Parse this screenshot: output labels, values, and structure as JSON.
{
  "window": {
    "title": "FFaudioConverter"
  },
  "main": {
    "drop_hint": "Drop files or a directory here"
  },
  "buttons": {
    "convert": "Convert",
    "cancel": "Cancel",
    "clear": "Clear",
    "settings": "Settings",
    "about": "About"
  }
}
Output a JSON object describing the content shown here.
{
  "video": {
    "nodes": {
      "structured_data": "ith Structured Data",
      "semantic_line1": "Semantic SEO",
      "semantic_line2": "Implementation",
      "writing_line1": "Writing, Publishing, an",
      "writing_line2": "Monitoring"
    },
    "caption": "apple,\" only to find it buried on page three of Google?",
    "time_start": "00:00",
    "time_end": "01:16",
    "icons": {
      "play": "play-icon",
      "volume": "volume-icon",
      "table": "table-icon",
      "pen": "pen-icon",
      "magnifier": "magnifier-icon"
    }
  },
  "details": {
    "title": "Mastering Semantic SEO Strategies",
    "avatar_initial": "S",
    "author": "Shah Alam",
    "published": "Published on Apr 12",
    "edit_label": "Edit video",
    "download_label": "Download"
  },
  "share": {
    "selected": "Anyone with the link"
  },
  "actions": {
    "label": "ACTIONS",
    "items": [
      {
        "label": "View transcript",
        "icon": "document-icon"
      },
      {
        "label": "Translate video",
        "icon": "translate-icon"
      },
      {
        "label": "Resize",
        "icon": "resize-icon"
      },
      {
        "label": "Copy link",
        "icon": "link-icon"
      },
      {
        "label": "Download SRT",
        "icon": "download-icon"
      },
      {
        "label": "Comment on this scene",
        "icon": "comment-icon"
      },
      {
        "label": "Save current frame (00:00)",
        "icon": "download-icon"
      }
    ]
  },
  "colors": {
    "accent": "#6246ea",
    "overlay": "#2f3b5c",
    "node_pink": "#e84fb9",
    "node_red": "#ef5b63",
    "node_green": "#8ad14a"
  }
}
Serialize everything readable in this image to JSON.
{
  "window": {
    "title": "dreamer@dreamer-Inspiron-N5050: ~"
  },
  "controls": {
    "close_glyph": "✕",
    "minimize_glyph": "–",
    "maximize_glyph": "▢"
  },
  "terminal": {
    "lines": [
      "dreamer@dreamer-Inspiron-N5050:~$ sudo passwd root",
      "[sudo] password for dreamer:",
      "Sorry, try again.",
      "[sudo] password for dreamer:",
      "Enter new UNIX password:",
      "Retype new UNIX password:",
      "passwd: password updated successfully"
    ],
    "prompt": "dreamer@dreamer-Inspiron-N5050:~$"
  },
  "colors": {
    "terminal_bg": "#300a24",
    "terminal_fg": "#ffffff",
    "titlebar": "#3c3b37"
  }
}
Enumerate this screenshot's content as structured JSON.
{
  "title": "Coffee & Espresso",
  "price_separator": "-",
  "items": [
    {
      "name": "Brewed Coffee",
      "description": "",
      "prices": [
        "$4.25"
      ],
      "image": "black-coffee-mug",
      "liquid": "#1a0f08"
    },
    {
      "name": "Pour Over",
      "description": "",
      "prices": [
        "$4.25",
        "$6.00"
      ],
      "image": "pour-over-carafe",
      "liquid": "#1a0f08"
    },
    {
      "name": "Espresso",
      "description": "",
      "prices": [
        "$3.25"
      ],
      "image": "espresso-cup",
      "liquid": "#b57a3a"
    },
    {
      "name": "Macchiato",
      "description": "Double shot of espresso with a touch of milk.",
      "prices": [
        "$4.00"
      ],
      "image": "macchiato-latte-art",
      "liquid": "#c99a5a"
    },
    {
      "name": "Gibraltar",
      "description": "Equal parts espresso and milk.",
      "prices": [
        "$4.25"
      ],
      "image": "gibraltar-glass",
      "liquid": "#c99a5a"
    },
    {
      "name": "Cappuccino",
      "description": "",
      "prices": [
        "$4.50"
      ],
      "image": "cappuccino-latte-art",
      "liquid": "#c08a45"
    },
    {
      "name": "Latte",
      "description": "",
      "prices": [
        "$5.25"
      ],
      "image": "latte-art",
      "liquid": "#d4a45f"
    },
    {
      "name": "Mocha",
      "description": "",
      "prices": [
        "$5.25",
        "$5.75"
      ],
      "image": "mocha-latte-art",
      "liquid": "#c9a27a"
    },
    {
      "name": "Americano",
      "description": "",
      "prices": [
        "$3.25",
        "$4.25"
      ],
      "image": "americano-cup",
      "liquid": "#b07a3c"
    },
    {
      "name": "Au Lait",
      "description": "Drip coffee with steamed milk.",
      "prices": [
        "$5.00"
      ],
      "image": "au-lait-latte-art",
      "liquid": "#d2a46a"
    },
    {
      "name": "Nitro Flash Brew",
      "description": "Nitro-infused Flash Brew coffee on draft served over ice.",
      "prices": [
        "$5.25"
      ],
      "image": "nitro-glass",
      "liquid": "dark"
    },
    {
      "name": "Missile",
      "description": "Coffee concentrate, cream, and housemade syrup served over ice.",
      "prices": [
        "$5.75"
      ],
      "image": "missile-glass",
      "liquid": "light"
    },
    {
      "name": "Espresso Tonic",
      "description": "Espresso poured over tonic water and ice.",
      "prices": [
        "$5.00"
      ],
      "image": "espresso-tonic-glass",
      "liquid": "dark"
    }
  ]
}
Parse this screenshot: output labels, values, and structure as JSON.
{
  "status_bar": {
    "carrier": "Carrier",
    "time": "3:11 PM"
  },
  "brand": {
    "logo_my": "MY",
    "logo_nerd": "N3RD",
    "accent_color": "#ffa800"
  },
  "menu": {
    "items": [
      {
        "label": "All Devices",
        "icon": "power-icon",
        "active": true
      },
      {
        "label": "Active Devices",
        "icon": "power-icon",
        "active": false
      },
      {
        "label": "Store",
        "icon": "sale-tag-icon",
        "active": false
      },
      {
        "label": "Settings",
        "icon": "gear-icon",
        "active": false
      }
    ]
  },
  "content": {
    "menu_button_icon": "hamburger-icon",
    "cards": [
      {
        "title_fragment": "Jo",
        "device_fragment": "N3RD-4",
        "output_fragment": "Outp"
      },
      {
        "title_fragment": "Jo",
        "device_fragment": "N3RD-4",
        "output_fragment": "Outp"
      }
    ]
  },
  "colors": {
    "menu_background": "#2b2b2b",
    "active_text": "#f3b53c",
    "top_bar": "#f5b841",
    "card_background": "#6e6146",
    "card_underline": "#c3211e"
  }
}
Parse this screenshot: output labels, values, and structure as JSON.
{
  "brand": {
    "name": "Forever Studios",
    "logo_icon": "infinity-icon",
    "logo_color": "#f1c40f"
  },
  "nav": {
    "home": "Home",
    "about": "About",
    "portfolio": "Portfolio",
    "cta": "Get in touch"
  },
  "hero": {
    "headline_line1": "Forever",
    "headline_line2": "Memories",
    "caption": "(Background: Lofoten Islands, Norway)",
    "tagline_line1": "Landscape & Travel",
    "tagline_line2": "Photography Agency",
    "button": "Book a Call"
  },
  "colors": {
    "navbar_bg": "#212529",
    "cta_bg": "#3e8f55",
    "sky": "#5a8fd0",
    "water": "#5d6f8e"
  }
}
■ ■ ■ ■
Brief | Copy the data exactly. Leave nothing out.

Solution for this exercise |
Parse this screenshot: output labels, values, and structure as JSON.
{
  "window": {
    "title": "FFaudioConverter"
  },
  "main": {
    "drop_hint": "Drop files or a directory here"
  },
  "buttons": {
    "convert": "Convert",
    "cancel": "Cancel",
    "clear": "Clear",
    "settings": "Settings",
    "about": "About"
  }
}
Output a JSON object describing the content shown here.
{
  "video": {
    "nodes": {
      "structured_data": "ith Structured Data",
      "semantic_line1": "Semantic SEO",
      "semantic_line2": "Implementation",
      "writing_line1": "Writing, Publishing, an",
      "writing_line2": "Monitoring"
    },
    "caption": "apple,\" only to find it buried on page three of Google?",
    "time_start": "00:00",
    "time_end": "01:16",
    "icons": {
      "play": "play-icon",
      "volume": "volume-icon",
      "table": "table-icon",
      "pen": "pen-icon",
      "magnifier": "magnifier-icon"
    }
  },
  "details": {
    "title": "Mastering Semantic SEO Strategies",
    "avatar_initial": "S",
    "author": "Shah Alam",
    "published": "Published on Apr 12",
    "edit_label": "Edit video",
    "download_label": "Download"
  },
  "share": {
    "selected": "Anyone with the link"
  },
  "actions": {
    "label": "ACTIONS",
    "items": [
      {
        "label": "View transcript",
        "icon": "document-icon"
      },
      {
        "label": "Translate video",
        "icon": "translate-icon"
      },
      {
        "label": "Resize",
        "icon": "resize-icon"
      },
      {
        "label": "Copy link",
        "icon": "link-icon"
      },
      {
        "label": "Download SRT",
        "icon": "download-icon"
      },
      {
        "label": "Comment on this scene",
        "icon": "comment-icon"
      },
      {
        "label": "Save current frame (00:00)",
        "icon": "download-icon"
      }
    ]
  },
  "colors": {
    "accent": "#6246ea",
    "overlay": "#2f3b5c",
    "node_pink": "#e84fb9",
    "node_red": "#ef5b63",
    "node_green": "#8ad14a"
  }
}
Serialize everything readable in this image to JSON.
{
  "window": {
    "title": "dreamer@dreamer-Inspiron-N5050: ~"
  },
  "controls": {
    "close_glyph": "✕",
    "minimize_glyph": "–",
    "maximize_glyph": "▢"
  },
  "terminal": {
    "lines": [
      "dreamer@dreamer-Inspiron-N5050:~$ sudo passwd root",
      "[sudo] password for dreamer:",
      "Sorry, try again.",
      "[sudo] password for dreamer:",
      "Enter new UNIX password:",
      "Retype new UNIX password:",
      "passwd: password updated successfully"
    ],
    "prompt": "dreamer@dreamer-Inspiron-N5050:~$"
  },
  "colors": {
    "terminal_bg": "#300a24",
    "terminal_fg": "#ffffff",
    "titlebar": "#3c3b37"
  }
}
Enumerate this screenshot's content as structured JSON.
{
  "title": "Coffee & Espresso",
  "price_separator": "-",
  "items": [
    {
      "name": "Brewed Coffee",
      "description": "",
      "prices": [
        "$4.25"
      ],
      "image": "black-coffee-mug",
      "liquid": "#1a0f08"
    },
    {
      "name": "Pour Over",
      "description": "",
      "prices": [
        "$4.25",
        "$6.00"
      ],
      "image": "pour-over-carafe",
      "liquid": "#1a0f08"
    },
    {
      "name": "Espresso",
      "description": "",
      "prices": [
        "$3.25"
      ],
      "image": "espresso-cup",
      "liquid": "#b57a3a"
    },
    {
      "name": "Macchiato",
      "description": "Double shot of espresso with a touch of milk.",
      "prices": [
        "$4.00"
      ],
      "image": "macchiato-latte-art",
      "liquid": "#c99a5a"
    },
    {
      "name": "Gibraltar",
      "description": "Equal parts espresso and milk.",
      "prices": [
        "$4.25"
      ],
      "image": "gibraltar-glass",
      "liquid": "#c99a5a"
    },
    {
      "name": "Cappuccino",
      "description": "",
      "prices": [
        "$4.50"
      ],
      "image": "cappuccino-latte-art",
      "liquid": "#c08a45"
    },
    {
      "name": "Latte",
      "description": "",
      "prices": [
        "$5.25"
      ],
      "image": "latte-art",
      "liquid": "#d4a45f"
    },
    {
      "name": "Mocha",
      "description": "",
      "prices": [
        "$5.25",
        "$5.75"
      ],
      "image": "mocha-latte-art",
      "liquid": "#c9a27a"
    },
    {
      "name": "Americano",
      "description": "",
      "prices": [
        "$3.25",
        "$4.25"
      ],
      "image": "americano-cup",
      "liquid": "#b07a3c"
    },
    {
      "name": "Au Lait",
      "description": "Drip coffee with steamed milk.",
      "prices": [
        "$5.00"
      ],
      "image": "au-lait-latte-art",
      "liquid": "#d2a46a"
    },
    {
      "name": "Nitro Flash Brew",
      "description": "Nitro-infused Flash Brew coffee on draft served over ice.",
      "prices": [
        "$5.25"
      ],
      "image": "nitro-glass",
      "liquid": "dark"
    },
    {
      "name": "Missile",
      "description": "Coffee concentrate, cream, and housemade syrup served over ice.",
      "prices": [
        "$5.75"
      ],
      "image": "missile-glass",
      "liquid": "light"
    },
    {
      "name": "Espresso Tonic",
      "description": "Espresso poured over tonic water and ice.",
      "prices": [
        "$5.00"
      ],
      "image": "espresso-tonic-glass",
      "liquid": "dark"
    }
  ]
}
Parse this screenshot: output labels, values, and structure as JSON.
{
  "status_bar": {
    "carrier": "Carrier",
    "time": "3:11 PM"
  },
  "brand": {
    "logo_my": "MY",
    "logo_nerd": "N3RD",
    "accent_color": "#ffa800"
  },
  "menu": {
    "items": [
      {
        "label": "All Devices",
        "icon": "power-icon",
        "active": true
      },
      {
        "label": "Active Devices",
        "icon": "power-icon",
        "active": false
      },
      {
        "label": "Store",
        "icon": "sale-tag-icon",
        "active": false
      },
      {
        "label": "Settings",
        "icon": "gear-icon",
        "active": false
      }
    ]
  },
  "content": {
    "menu_button_icon": "hamburger-icon",
    "cards": [
      {
        "title_fragment": "Jo",
        "device_fragment": "N3RD-4",
        "output_fragment": "Outp"
      },
      {
        "title_fragment": "Jo",
        "device_fragment": "N3RD-4",
        "output_fragment": "Outp"
      }
    ]
  },
  "colors": {
    "menu_background": "#2b2b2b",
    "active_text": "#f3b53c",
    "top_bar": "#f5b841",
    "card_background": "#6e6146",
    "card_underline": "#c3211e"
  }
}
Parse this screenshot: output labels, values, and structure as JSON.
{
  "brand": {
    "name": "Forever Studios",
    "logo_icon": "infinity-icon",
    "logo_color": "#f1c40f"
  },
  "nav": {
    "home": "Home",
    "about": "About",
    "portfolio": "Portfolio",
    "cta": "Get in touch"
  },
  "hero": {
    "headline_line1": "Forever",
    "headline_line2": "Memories",
    "caption": "(Background: Lofoten Islands, Norway)",
    "tagline_line1": "Landscape & Travel",
    "tagline_line2": "Photography Agency",
    "button": "Book a Call"
  },
  "colors": {
    "navbar_bg": "#212529",
    "cta_bg": "#3e8f55",
    "sky": "#5a8fd0",
    "water": "#5d6f8e"
  }
}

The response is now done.